## What this task involves:
When you have gone through the records below, state only how many lines include the word "Impulse".

(Records provided Opens)

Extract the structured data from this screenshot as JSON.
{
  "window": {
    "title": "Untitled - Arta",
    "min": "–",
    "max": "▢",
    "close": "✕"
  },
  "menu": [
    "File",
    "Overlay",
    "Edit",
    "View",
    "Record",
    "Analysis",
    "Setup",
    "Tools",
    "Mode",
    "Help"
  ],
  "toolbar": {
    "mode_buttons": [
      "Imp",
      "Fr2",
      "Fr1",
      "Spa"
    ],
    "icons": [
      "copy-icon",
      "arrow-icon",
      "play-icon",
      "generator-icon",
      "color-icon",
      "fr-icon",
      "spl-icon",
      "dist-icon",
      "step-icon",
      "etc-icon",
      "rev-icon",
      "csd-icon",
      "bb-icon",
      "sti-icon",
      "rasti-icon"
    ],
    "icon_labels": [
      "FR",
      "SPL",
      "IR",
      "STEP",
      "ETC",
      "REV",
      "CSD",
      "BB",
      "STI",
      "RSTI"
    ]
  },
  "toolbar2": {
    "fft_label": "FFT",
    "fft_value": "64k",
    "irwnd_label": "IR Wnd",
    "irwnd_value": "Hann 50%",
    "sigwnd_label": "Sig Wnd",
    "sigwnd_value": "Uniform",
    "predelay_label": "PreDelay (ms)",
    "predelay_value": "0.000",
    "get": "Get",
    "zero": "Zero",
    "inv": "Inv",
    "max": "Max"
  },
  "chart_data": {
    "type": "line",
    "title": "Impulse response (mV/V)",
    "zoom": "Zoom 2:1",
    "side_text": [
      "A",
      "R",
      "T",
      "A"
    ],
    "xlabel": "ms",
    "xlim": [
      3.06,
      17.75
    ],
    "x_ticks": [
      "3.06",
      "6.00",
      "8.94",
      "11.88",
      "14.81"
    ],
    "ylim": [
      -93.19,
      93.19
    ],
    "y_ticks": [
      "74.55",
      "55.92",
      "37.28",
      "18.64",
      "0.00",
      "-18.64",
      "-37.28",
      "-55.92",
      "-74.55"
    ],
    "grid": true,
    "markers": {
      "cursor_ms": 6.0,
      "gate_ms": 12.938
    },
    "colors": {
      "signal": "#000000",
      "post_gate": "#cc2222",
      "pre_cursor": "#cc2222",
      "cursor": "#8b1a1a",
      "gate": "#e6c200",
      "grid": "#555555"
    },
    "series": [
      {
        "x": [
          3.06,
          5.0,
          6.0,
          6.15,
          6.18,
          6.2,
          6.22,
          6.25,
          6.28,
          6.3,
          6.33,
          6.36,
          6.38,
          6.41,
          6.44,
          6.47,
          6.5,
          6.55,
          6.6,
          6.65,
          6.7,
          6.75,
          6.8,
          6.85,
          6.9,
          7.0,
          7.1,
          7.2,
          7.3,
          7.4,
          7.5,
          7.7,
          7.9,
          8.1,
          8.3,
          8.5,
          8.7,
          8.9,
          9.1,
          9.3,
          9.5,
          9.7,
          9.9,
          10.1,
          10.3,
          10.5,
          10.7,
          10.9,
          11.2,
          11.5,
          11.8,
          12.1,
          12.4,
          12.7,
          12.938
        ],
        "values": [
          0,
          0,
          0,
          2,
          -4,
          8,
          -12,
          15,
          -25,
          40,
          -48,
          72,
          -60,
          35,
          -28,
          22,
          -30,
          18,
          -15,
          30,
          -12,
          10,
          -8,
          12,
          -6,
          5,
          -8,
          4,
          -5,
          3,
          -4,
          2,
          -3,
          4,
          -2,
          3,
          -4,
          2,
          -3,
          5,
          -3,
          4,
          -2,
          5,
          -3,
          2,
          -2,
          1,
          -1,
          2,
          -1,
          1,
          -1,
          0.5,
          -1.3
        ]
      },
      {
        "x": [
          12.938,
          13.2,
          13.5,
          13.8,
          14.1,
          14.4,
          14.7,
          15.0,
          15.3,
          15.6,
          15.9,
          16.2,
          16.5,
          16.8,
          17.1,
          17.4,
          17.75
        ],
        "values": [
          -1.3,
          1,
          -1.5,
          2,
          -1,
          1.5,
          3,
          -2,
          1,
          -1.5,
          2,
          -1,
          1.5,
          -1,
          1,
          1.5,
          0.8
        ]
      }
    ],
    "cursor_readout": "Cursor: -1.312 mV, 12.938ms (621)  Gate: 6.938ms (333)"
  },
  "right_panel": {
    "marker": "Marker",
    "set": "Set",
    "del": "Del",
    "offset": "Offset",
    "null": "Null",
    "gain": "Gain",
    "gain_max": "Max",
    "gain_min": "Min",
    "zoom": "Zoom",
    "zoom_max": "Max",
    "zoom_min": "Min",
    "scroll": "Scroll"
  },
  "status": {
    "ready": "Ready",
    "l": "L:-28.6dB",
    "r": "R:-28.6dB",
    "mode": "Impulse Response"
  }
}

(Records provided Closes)

## Task solution:
2